May 6, 2011
Public involvement (source of capital) in a business should serve two purposes: 1) To provide the opportunity for the business to expand beyond its own means or borrowing potential and 2) To give consumers the opportunity to provide insight, direction of the business product or service and a method of accountability for their investment.
Apparently, various literature suggests that banning short selling altogether would not temper or moderate the market. Many other very successful investors like Warren Buffet are proponents of short selling, indicating that it has the effect of warning against overpricing and hedges bullishness. On the former, fine. But on the latter, there is no one that could convince me the market should be policing itself.
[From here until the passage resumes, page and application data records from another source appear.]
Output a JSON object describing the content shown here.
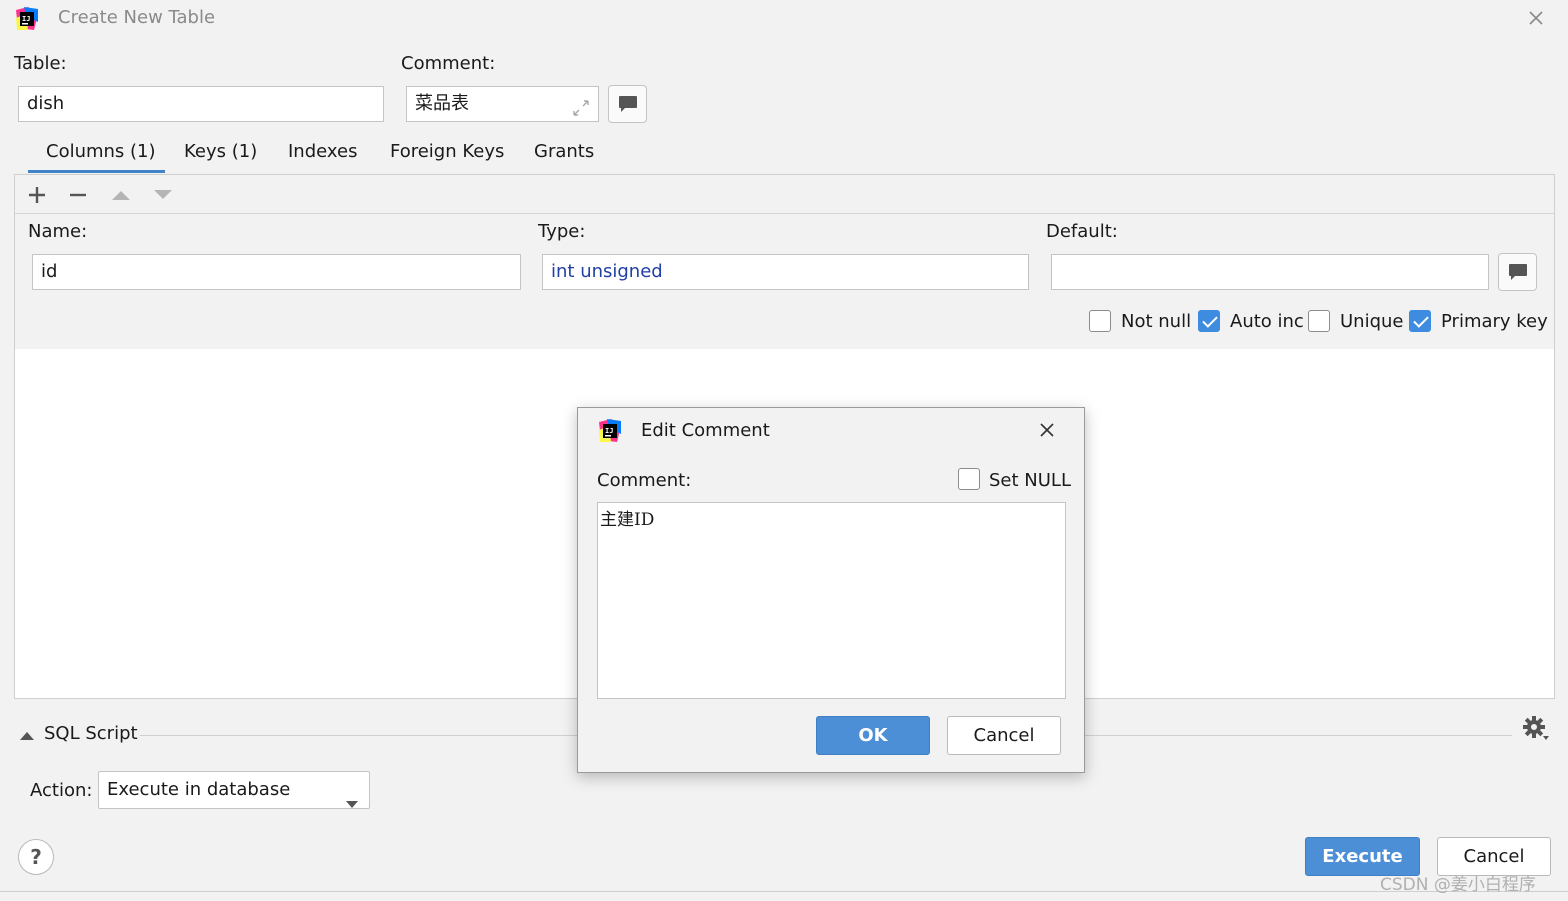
{
  "window": {
    "title": "Create New Table",
    "close_icon": "close-icon",
    "app_icon": "intellij-logo-icon"
  },
  "table": {
    "table_label": "Table:",
    "table_value": "dish",
    "comment_label": "Comment:",
    "comment_value": "菜品表"
  },
  "tabs": [
    {
      "label": "Columns (1)",
      "active": true
    },
    {
      "label": "Keys (1)",
      "active": false
    },
    {
      "label": "Indexes",
      "active": false
    },
    {
      "label": "Foreign Keys",
      "active": false
    },
    {
      "label": "Grants",
      "active": false
    }
  ],
  "column": {
    "name_label": "Name:",
    "name_value": "id",
    "type_label": "Type:",
    "type_value": "int unsigned",
    "default_label": "Default:",
    "default_value": ""
  },
  "checkboxes": {
    "not_null": {
      "label": "Not null",
      "checked": false
    },
    "auto_inc": {
      "label": "Auto inc",
      "checked": true
    },
    "unique": {
      "label": "Unique",
      "checked": false
    },
    "primary_key": {
      "label": "Primary key",
      "checked": true
    }
  },
  "sql": {
    "section_label": "SQL Script",
    "action_label": "Action:",
    "action_value": "Execute in database"
  },
  "footer": {
    "help_label": "?",
    "execute_label": "Execute",
    "cancel_label": "Cancel"
  },
  "dialog": {
    "title": "Edit Comment",
    "comment_label": "Comment:",
    "set_null_label": "Set NULL",
    "set_null_checked": false,
    "comment_text": "主建ID",
    "ok_label": "OK",
    "cancel_label": "Cancel"
  },
  "watermark": "CSDN @姜小白程序",
  "colors": {
    "accent": "#4d8fd6",
    "type_text": "#1f3fa3",
    "background": "#f2f2f2"
  }
}
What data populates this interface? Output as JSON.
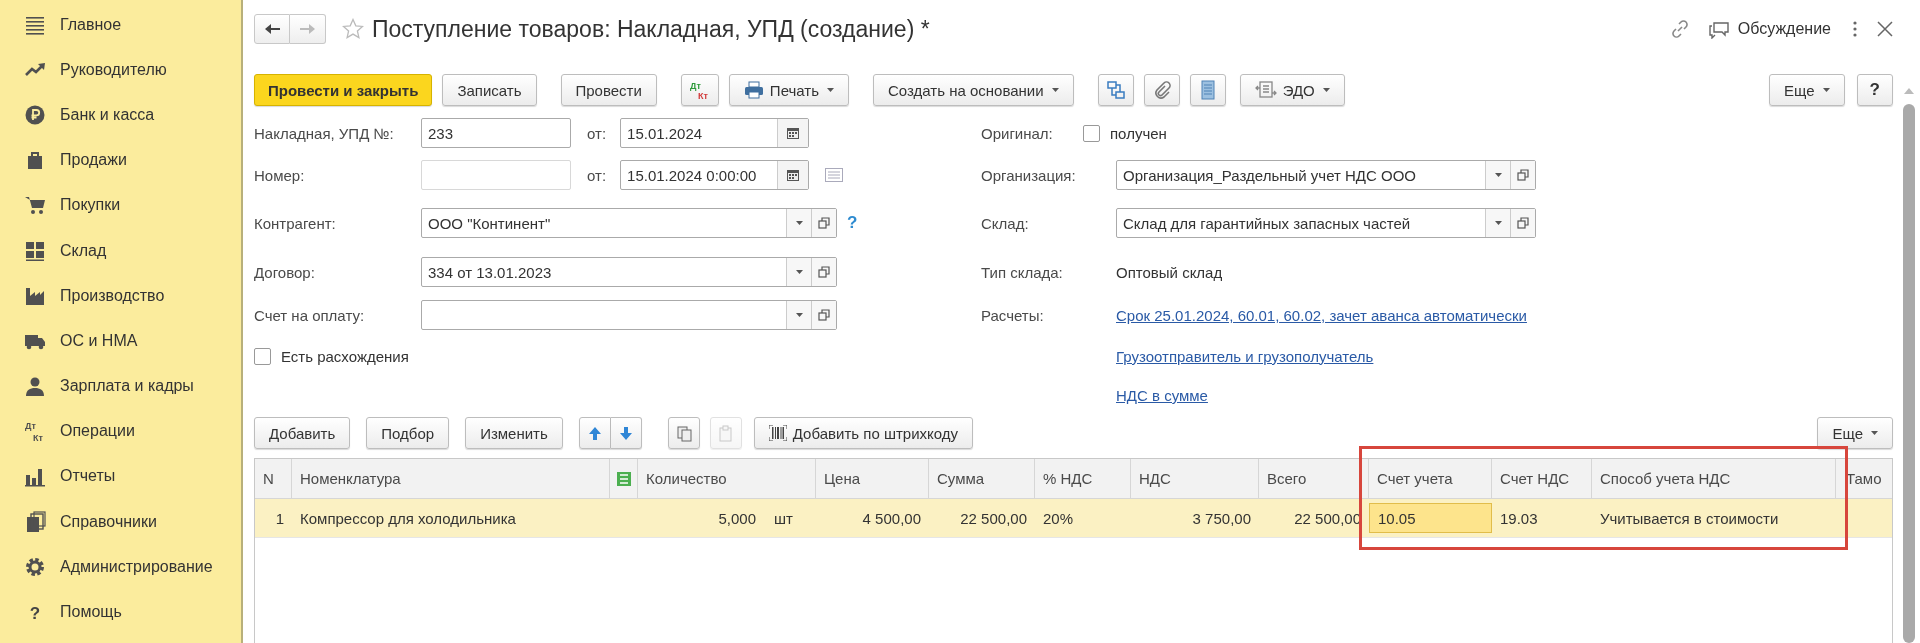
{
  "sidebar": {
    "items": [
      {
        "label": "Главное"
      },
      {
        "label": "Руководителю"
      },
      {
        "label": "Банк и касса"
      },
      {
        "label": "Продажи"
      },
      {
        "label": "Покупки"
      },
      {
        "label": "Склад"
      },
      {
        "label": "Производство"
      },
      {
        "label": "ОС и НМА"
      },
      {
        "label": "Зарплата и кадры"
      },
      {
        "label": "Операции",
        "icon_text": [
          "Дт",
          "Кт"
        ]
      },
      {
        "label": "Отчеты"
      },
      {
        "label": "Справочники"
      },
      {
        "label": "Администрирование"
      },
      {
        "label": "Помощь",
        "icon_text": [
          "?"
        ]
      }
    ]
  },
  "nav": {
    "back": {
      "disabled": false
    },
    "forward": {
      "disabled": true
    }
  },
  "window": {
    "title": "Поступление товаров: Накладная, УПД (создание) *",
    "discussion": "Обсуждение"
  },
  "toolbar": {
    "buttons": [
      {
        "kind": "primary",
        "label": "Провести и закрыть"
      },
      {
        "kind": "plain",
        "label": "Записать"
      },
      {
        "kind": "plain",
        "label": "Провести"
      },
      {
        "kind": "icon",
        "icon_text": [
          "Дт",
          "Кт"
        ]
      },
      {
        "kind": "menu",
        "label": "Печать"
      },
      {
        "kind": "menu",
        "label": "Создать на основании"
      },
      {
        "kind": "icon"
      },
      {
        "kind": "icon"
      },
      {
        "kind": "icon"
      },
      {
        "kind": "menu",
        "label": "ЭДО"
      }
    ],
    "more": "Еще",
    "help": "?"
  },
  "form": {
    "left": [
      {
        "kind": "number_date",
        "label": "Накладная, УПД №:",
        "value": "233",
        "disabled": false,
        "date_label": "от:",
        "date": "15.01.2024"
      },
      {
        "kind": "number_date",
        "label": "Номер:",
        "disabled": true,
        "date_label": "от:",
        "date": "15.01.2024  0:00:00"
      },
      {
        "kind": "select",
        "label": "Контрагент:",
        "value": "ООО \"Континент\"",
        "help": "?"
      },
      {
        "kind": "select",
        "label": "Договор:",
        "value": "334 от 13.01.2023"
      },
      {
        "kind": "select",
        "label": "Счет на оплату:"
      },
      {
        "kind": "checkbox",
        "option": "Есть расхождения",
        "checked": false
      }
    ],
    "right": [
      {
        "kind": "checkbox",
        "label": "Оригинал:",
        "option": "получен",
        "checked": false
      },
      {
        "kind": "select",
        "label": "Организация:",
        "value": "Организация_Раздельный учет НДС ООО"
      },
      {
        "kind": "select",
        "label": "Склад:",
        "value": "Склад для гарантийных запасных частей"
      },
      {
        "kind": "text",
        "label": "Тип склада:",
        "value": "Оптовый склад"
      },
      {
        "kind": "link",
        "label": "Расчеты:",
        "value": "Срок 25.01.2024, 60.01, 60.02, зачет аванса автоматически"
      },
      {
        "kind": "link",
        "value": "Грузоотправитель и грузополучатель"
      },
      {
        "kind": "link",
        "value": "НДС в сумме"
      }
    ]
  },
  "table_toolbar": {
    "buttons": [
      {
        "kind": "plain",
        "label": "Добавить",
        "disabled": false
      },
      {
        "kind": "plain",
        "label": "Подбор",
        "disabled": false
      },
      {
        "kind": "plain",
        "label": "Изменить",
        "disabled": false
      },
      {
        "kind": "icon",
        "disabled": false
      },
      {
        "kind": "icon",
        "disabled": false
      },
      {
        "kind": "icon",
        "disabled": false
      },
      {
        "kind": "icon",
        "disabled": true
      },
      {
        "kind": "plain",
        "label": "Добавить по штрихкоду",
        "disabled": false
      }
    ],
    "more": "Еще"
  },
  "table": {
    "columns": [
      {
        "kind": "text",
        "label": "N",
        "highlighted": false,
        "focused": false
      },
      {
        "kind": "text",
        "label": "Номенклатура",
        "highlighted": false,
        "focused": false
      },
      {
        "kind": "icon",
        "highlighted": false,
        "focused": false
      },
      {
        "kind": "quantity",
        "label": "Количество",
        "highlighted": false,
        "focused": false
      },
      {
        "kind": "number",
        "label": "Цена",
        "highlighted": false,
        "focused": false
      },
      {
        "kind": "number",
        "label": "Сумма",
        "highlighted": false,
        "focused": false
      },
      {
        "kind": "text",
        "label": "% НДС",
        "highlighted": false,
        "focused": false
      },
      {
        "kind": "number",
        "label": "НДС",
        "highlighted": false,
        "focused": false
      },
      {
        "kind": "number",
        "label": "Всего",
        "highlighted": false,
        "focused": false
      },
      {
        "kind": "text",
        "label": "Счет учета",
        "highlighted": true,
        "focused": true
      },
      {
        "kind": "text",
        "label": "Счет НДС",
        "highlighted": true,
        "focused": false
      },
      {
        "kind": "text",
        "label": "Способ учета НДС",
        "highlighted": true,
        "focused": false
      },
      {
        "kind": "text",
        "label": "Тамо",
        "highlighted": false,
        "focused": false
      }
    ],
    "rows": [
      {
        "selected": true,
        "unit": "шт",
        "cells": [
          "1",
          "Компрессор для холодильника",
          null,
          "5,000",
          "4 500,00",
          "22 500,00",
          "20%",
          "3 750,00",
          "22 500,00",
          "10.05",
          "19.03",
          "Учитывается в стоимости",
          null
        ]
      }
    ]
  }
}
The market is out to make money and that usually entails the exploitation of pre-existing regulation.
Short Selling is just another complex financial mechanism which provides fertile ground for exploitation. It's played like a kids game, only the stakes are enormously high. Is this what we want? Or should we take another look at our priorities? How will Capitalism check itself? Why was the market started in the first place? What purpose should the marketplace serve? The real engine of America's progress is the success and innovation of its businesses. We want them to grow, grow steadily and not grow at others expense. Growth is already uncertain enough. Let's get rid of these...silly games.
J. R. McGee